"Bullet" Bob Turley, R.I.P.
It seems to be that discussion of the career of Bob Turley, who died Saturday morning at age 82, came and went all too quickly. Turley was very nearly a great pitcher. Between 1955 and 1958 he won 59 games for the Yankees and lost only 20, mostly starting but often, in Casey Stengel's wacky in-and-out pitching system, appearing in 20 games in relief. No one has ever really studied Stengel's unusual method of not using a set rotation and how it might have helped or hurt certain pitchers.
On the whole, I think, it was good for Whitey Ford and saved wear and tear on his arm; I don't think it worked well for Bob Turley who, at 6-2 and 215, was powerfully built and the kind of straight-out fastball pitcher who needed regular work.
Yankees fans know that Turley's best season was 1958 when he was 21-7 with a 2.97 ERA and became the first Yankee to win the Cy Young Award. But he was just as good the season before when he went 13-6 and had an ERA of 2.71. The difference in the two years was that in 1958 Stengel used him almost exclusively as a starter -- 31 starts, 2 relief appearances, and 19 complete games. In 1957 he had started just 22 games and pitched 10 relief appearances.
I don't think back-and-forth, in-and-out of rotation to the bullpen strategy was good for his arm; he was ineffective in 1959 (8-11), the year after winning the Cy Young, and then back to his old self for a while in 1960 when he went 9-3. Under almost any other manager, I think, Turley would have achieved real greatness and been a Hall of Fame-type pitcher.
He came to the Yankees in 1954 in the same deal that brought Don Larsen from Baltimore to New York. Because Larsen pitched a perfect game in the 1956 World Series, the press tended to make more fuss about Larsen's career than Turley's. But Turley was a much better pitcher, not just in New York but in Baltimore, where he was 14-15 in 1954 with a 3.46 ERA and led the AL in strikeouts.
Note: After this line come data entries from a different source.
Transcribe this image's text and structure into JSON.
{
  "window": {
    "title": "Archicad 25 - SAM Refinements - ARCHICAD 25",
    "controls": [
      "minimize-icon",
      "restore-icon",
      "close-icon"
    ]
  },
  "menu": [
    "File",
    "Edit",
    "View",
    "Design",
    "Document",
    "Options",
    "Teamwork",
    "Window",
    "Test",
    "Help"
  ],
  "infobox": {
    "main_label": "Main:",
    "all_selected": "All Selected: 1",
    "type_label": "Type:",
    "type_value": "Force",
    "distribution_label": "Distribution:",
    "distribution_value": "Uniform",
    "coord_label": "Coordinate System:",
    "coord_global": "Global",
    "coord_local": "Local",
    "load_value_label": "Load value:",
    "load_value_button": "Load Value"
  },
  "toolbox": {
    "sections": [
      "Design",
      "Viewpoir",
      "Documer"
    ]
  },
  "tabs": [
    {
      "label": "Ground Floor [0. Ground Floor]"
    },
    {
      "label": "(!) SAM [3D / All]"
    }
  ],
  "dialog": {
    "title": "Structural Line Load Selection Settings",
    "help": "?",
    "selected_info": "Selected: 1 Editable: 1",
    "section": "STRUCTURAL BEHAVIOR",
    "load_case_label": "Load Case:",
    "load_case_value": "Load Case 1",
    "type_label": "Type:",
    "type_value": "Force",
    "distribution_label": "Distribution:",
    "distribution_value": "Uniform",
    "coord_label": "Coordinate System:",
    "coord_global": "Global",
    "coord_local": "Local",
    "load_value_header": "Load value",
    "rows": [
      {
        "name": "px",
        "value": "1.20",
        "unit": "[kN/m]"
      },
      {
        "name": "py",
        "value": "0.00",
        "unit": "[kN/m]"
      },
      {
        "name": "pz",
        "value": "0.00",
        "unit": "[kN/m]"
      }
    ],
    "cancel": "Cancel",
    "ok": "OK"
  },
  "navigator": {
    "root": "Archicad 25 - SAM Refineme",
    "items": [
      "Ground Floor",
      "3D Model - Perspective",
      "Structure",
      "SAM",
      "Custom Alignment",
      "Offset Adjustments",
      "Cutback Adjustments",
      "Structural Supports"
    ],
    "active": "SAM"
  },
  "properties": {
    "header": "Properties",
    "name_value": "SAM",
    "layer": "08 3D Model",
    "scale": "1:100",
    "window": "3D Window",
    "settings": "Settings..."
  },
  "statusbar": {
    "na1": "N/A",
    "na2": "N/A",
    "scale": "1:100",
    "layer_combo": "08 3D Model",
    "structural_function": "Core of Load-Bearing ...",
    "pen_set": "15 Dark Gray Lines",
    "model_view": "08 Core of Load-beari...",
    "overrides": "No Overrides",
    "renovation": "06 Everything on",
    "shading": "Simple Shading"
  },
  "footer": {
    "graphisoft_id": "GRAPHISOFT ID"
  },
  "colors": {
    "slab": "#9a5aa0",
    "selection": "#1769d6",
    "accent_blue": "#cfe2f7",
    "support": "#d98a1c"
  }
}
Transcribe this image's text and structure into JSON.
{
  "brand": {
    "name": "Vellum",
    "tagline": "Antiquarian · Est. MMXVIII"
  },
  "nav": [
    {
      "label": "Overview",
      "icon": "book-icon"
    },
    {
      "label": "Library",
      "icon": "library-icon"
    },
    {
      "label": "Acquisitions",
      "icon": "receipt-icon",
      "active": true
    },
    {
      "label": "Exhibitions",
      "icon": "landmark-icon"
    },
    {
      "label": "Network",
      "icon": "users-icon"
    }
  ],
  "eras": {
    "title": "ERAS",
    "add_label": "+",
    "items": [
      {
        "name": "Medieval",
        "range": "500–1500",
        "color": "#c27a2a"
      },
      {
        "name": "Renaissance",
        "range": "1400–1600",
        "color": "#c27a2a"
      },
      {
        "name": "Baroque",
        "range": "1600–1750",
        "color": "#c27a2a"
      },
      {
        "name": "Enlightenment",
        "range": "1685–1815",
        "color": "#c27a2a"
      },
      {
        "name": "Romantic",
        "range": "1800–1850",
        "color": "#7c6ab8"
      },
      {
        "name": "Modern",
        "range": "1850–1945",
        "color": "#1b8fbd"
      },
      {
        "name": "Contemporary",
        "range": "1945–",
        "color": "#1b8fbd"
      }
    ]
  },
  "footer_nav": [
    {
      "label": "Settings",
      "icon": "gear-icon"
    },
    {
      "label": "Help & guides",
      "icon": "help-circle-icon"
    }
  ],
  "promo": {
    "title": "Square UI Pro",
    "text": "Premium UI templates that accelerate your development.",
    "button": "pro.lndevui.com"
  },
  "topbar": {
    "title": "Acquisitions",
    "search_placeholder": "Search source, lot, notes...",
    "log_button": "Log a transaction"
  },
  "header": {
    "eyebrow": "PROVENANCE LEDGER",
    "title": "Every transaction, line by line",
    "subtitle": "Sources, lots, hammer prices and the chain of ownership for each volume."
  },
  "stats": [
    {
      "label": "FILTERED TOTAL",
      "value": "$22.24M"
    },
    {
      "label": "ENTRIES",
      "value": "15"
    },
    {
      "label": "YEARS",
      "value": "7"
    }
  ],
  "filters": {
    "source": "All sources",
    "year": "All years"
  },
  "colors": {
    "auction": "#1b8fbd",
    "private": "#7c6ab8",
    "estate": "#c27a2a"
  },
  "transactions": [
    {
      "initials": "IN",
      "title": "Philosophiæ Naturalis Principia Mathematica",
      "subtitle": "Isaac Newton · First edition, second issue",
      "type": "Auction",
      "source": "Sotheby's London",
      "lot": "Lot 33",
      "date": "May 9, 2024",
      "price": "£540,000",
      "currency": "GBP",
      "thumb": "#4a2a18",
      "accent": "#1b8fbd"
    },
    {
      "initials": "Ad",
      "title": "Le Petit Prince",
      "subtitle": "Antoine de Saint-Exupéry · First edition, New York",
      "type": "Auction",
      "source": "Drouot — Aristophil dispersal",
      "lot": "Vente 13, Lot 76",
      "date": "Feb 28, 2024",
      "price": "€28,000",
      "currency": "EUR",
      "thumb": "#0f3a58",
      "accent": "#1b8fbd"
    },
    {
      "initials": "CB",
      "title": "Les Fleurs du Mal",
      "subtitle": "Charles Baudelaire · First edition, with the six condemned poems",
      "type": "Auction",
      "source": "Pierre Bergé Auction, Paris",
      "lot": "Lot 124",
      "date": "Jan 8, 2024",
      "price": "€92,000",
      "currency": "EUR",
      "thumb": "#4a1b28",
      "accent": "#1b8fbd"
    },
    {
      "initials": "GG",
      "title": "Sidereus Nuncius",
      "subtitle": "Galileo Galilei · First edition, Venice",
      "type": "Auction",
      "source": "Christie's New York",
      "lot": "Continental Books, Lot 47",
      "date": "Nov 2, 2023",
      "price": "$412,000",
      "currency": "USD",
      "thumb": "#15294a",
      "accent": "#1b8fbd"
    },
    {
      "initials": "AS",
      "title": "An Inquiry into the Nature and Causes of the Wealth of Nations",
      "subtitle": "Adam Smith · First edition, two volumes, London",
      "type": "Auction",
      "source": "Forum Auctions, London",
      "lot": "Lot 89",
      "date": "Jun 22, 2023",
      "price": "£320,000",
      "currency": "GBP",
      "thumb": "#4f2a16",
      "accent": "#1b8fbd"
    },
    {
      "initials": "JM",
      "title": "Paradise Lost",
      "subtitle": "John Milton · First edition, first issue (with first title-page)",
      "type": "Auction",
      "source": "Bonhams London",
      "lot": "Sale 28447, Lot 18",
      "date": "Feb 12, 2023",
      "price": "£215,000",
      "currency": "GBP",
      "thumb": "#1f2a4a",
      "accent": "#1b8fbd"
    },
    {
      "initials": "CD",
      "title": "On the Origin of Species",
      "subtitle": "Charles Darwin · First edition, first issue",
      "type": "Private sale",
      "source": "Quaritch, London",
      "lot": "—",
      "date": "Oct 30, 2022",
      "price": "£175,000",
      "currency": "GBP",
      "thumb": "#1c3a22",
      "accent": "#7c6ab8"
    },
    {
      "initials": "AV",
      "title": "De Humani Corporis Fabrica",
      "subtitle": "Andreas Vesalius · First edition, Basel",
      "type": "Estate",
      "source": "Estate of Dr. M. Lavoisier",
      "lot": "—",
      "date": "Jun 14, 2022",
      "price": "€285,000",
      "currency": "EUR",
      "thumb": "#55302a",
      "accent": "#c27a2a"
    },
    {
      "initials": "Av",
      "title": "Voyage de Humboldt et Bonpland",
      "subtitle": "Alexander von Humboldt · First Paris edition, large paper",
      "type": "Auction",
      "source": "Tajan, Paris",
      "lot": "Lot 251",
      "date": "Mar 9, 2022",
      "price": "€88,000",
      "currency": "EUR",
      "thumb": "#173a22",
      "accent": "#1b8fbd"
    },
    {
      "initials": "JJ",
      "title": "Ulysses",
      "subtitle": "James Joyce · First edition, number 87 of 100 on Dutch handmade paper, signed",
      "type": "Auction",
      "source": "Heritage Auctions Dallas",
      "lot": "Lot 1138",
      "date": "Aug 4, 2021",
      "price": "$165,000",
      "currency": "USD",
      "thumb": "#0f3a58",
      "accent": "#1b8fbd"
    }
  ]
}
Had he pitched for the Yankees that year, he probably would have been a 20 game winner.
A couple of facts about Bob Turley that I didn't see in the New York Times obit or anywhere else. One, he got a great deal of amusement over the fact that everyone confused his nickname with that of Bob Feller. Feller was "Rapid Robert," but Feller retired in 1956 the year New York writers started calling Turley "Bullet Bob." When Turley appeared on the ed Sullivan Show in 1958, just before the World Series, Sullivan introduced him as Rapid Robert and Turley, a big Feller fan, told Sullivan, "That's all right with me."
Another interesting fact I didn't see in the obits was that he wrote children's books. You used to see them on display in the glass cases at Stan's Sportsworld across the street from Yankee Stadium.
I didn't know him well, but from what I knew of him he was a nice man who, from his home in Alpharetta, Georgia, gave me hours of his time over the phone when I was working on books on Yogi Berra and Mickey Mantle. One little historical nugget I'll pass on: It's long been an established fact of Yankee history that Casey Stengel should have set his rotation in the 1961 World Series so Whitey Ford could have started the first game (and thus pitched in the seventh and deciding game) instead of Art Ditmar. "I never blamed Casey for starting art instead of Whitey in the Pittsburgh series," Turley told me five years ago. "Art was as good a pitcher in '59 and '60 as Whitey. It was only after Whitey had those great series in 1960 and 1961 that everyone thought of him as the ultimate World Series ace. Before that, I can't really say that Whitey was a better big game pitcher than me or our other starters.
"What I blame Casey for is for not trusting Ryne Duren to pitch the ninth inning of the seventh game against Pittsburgh instead of Jim Coates. Casey was shy of using Ryne because he had a drinking problem and was sometime erratic. But when Ryne was rested and ready for that seventh game, and, man, when he was on his game, he was faster than me or anyone. I'll always say that if Casey had used Ryne Duren in that situation we'd have been world champions that year."